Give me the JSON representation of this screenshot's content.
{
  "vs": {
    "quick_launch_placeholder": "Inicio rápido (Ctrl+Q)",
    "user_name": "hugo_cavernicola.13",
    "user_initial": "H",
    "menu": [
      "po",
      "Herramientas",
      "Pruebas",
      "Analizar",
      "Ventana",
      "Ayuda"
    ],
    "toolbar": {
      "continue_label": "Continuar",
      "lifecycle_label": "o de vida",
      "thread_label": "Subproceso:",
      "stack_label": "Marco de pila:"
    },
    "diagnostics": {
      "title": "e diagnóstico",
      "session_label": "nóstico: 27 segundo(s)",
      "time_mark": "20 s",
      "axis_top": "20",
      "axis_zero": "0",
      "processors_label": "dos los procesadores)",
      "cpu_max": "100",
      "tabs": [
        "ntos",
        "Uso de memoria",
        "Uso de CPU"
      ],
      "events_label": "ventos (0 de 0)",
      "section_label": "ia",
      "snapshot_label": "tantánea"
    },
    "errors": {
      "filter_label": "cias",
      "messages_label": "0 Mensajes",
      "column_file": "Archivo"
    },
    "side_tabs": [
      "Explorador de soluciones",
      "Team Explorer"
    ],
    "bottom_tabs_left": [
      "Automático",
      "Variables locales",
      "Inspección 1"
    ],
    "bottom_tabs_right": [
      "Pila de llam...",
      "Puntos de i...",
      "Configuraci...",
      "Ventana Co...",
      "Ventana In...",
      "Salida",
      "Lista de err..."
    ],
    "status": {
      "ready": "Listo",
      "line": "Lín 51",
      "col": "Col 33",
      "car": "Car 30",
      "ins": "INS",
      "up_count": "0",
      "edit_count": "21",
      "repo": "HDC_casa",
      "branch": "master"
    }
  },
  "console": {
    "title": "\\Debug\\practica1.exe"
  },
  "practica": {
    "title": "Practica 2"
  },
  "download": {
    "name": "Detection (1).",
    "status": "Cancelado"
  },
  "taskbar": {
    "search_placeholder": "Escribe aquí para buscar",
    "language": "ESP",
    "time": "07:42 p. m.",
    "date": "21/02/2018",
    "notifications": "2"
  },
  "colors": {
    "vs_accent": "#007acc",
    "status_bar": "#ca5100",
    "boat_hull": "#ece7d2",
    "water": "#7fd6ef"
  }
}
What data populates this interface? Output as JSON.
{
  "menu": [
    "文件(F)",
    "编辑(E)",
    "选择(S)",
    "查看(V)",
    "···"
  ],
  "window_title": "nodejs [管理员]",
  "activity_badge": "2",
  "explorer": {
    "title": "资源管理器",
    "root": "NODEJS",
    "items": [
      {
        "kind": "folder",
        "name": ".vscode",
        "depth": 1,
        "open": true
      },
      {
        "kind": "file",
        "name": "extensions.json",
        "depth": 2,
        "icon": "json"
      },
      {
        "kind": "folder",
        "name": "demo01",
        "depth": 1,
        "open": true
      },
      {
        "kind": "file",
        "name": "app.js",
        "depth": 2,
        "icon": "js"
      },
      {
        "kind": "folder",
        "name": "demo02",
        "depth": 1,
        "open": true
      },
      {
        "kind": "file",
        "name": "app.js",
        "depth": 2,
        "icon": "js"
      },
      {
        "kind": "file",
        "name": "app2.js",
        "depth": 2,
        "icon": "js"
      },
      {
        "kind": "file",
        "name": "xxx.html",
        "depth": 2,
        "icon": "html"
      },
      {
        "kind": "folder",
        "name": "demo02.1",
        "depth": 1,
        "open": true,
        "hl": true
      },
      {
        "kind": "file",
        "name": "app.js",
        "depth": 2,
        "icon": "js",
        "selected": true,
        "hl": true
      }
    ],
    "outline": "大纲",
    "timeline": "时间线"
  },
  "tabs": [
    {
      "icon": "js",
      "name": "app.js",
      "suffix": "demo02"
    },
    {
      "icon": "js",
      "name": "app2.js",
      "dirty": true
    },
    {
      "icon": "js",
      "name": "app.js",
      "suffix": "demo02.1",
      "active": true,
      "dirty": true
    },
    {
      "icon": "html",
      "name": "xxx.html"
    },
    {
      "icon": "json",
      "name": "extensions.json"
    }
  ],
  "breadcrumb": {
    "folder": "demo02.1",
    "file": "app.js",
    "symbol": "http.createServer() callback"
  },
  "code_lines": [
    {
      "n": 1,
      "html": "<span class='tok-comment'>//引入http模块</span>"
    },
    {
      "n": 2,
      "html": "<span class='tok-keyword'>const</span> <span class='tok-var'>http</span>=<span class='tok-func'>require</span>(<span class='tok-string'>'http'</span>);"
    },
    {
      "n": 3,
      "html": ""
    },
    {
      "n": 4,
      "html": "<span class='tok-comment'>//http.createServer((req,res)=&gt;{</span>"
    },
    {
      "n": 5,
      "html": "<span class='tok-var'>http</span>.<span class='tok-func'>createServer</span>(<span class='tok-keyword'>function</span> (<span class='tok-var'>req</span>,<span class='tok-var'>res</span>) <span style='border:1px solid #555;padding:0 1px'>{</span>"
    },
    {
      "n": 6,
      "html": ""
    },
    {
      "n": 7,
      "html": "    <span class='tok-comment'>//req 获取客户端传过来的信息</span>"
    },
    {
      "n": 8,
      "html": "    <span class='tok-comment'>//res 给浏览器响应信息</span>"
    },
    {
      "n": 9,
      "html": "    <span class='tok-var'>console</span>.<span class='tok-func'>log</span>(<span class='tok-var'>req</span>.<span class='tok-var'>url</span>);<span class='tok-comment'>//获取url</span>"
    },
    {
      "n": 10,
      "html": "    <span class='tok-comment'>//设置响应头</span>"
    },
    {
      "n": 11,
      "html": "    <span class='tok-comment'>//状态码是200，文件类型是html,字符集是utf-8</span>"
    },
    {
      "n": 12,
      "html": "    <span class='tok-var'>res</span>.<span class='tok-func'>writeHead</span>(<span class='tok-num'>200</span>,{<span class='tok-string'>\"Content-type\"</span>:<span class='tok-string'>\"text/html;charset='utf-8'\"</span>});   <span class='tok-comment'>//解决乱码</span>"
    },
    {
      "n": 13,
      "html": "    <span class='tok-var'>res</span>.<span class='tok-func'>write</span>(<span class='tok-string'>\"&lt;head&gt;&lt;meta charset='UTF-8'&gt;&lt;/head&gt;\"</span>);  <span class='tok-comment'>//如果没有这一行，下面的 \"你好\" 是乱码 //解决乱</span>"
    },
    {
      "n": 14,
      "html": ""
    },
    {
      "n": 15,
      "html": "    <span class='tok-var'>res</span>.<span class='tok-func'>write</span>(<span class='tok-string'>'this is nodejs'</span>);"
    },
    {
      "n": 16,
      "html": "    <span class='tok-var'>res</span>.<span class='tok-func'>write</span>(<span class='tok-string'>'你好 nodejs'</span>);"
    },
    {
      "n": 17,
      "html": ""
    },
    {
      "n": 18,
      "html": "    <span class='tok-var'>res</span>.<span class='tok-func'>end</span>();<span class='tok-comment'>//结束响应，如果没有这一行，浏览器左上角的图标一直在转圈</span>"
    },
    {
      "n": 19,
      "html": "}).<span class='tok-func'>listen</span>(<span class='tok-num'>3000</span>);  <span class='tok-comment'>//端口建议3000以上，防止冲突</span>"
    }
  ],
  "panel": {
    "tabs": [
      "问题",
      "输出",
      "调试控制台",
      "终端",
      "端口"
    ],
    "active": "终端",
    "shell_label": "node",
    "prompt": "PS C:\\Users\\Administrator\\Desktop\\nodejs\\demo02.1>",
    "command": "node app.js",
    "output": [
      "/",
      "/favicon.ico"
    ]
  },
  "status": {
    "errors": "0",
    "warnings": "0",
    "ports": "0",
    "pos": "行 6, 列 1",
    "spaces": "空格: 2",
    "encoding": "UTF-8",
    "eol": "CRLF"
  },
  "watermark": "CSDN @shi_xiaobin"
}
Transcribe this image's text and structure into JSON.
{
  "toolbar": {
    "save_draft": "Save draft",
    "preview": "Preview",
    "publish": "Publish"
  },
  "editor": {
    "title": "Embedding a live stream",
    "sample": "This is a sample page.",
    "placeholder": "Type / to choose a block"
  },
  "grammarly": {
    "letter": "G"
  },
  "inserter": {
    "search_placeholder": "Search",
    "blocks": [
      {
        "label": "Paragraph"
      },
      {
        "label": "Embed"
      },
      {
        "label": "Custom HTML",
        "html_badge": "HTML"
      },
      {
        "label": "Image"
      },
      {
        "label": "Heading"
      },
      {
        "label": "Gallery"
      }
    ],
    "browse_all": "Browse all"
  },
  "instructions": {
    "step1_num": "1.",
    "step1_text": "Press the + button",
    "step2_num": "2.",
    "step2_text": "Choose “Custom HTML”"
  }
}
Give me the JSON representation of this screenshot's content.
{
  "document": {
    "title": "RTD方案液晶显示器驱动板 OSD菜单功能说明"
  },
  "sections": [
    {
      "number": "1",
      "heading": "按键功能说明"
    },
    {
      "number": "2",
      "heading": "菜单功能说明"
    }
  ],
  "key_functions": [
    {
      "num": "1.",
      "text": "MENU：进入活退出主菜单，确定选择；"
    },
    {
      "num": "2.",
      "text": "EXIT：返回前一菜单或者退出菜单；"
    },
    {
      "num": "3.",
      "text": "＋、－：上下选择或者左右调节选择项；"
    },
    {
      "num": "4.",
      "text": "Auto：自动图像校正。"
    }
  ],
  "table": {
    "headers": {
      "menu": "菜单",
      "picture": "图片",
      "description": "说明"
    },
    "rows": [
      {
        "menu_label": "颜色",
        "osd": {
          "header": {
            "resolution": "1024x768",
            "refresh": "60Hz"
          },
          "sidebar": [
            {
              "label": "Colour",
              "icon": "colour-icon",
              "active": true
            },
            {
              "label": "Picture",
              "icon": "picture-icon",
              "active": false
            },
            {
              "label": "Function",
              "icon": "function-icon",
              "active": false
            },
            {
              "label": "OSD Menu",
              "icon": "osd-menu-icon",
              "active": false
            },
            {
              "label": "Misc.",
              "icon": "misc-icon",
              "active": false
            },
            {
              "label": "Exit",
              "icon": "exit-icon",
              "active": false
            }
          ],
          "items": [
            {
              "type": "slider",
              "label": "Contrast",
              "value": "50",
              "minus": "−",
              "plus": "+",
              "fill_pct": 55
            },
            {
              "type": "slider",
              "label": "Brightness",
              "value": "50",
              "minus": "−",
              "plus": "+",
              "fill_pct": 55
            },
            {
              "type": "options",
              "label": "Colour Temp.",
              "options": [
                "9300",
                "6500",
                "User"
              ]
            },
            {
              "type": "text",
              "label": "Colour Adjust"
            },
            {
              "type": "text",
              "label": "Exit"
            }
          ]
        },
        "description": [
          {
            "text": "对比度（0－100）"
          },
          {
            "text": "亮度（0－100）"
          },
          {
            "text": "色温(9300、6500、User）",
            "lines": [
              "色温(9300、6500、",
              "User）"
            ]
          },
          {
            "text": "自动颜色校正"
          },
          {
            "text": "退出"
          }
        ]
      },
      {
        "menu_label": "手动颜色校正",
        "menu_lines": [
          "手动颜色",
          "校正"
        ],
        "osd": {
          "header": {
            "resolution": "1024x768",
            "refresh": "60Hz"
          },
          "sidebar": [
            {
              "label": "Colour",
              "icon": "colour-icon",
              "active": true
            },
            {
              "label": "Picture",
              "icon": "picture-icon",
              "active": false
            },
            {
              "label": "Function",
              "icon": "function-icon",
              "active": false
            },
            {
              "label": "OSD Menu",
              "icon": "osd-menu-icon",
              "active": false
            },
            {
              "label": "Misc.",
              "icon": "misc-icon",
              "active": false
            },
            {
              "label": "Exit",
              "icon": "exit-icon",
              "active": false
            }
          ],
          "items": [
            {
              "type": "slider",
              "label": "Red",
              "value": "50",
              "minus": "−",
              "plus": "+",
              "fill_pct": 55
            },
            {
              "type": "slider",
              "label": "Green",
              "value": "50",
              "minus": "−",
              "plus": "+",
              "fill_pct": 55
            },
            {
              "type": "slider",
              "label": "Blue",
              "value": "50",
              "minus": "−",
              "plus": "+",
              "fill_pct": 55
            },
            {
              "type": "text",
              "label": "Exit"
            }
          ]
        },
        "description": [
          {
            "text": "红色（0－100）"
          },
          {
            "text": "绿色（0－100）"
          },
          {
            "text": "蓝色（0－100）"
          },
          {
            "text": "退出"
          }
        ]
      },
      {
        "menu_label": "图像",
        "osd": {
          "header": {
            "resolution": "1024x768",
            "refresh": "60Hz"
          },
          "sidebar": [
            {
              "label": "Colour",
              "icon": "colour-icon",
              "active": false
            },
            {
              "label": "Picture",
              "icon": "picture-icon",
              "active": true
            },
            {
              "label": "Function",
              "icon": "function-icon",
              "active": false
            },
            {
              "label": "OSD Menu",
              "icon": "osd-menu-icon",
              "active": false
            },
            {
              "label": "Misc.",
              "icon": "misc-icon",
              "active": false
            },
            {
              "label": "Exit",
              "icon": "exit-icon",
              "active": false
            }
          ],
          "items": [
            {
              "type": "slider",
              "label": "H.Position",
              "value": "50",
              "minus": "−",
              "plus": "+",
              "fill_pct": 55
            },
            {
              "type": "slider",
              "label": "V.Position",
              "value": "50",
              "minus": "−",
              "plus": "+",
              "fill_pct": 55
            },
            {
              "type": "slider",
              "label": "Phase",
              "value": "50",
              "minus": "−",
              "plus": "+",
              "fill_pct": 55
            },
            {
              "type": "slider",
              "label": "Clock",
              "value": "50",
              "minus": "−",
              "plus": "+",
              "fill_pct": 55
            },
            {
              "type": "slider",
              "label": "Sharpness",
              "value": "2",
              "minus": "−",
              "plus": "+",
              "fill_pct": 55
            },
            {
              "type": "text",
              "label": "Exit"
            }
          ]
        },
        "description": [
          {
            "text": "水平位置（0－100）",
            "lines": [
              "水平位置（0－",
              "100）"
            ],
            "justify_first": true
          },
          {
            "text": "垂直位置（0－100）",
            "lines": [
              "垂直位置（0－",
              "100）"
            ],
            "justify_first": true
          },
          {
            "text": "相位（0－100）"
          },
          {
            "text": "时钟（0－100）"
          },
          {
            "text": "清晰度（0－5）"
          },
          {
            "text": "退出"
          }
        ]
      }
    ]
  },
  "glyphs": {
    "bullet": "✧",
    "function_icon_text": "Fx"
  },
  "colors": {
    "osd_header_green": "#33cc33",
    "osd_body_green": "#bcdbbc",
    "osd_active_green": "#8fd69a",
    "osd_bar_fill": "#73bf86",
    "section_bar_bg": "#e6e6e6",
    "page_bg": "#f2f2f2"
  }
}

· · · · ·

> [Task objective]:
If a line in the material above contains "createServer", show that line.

> [Task response]:
    "symbol": "http.createServer() callback"
      "html": "<span class='tok-comment'>//http.createServer((req,res)=&gt;{</span>"
      "html": "<span class='tok-var'>http</span>.<span class='tok-func'>createServer</span>(<span class='tok-keyword'>function</span> (<span class='tok-var'>req</span>,<span class='tok-var'>res</span>) <span style='border:1px solid #555;padding:0 1px'>{</span>"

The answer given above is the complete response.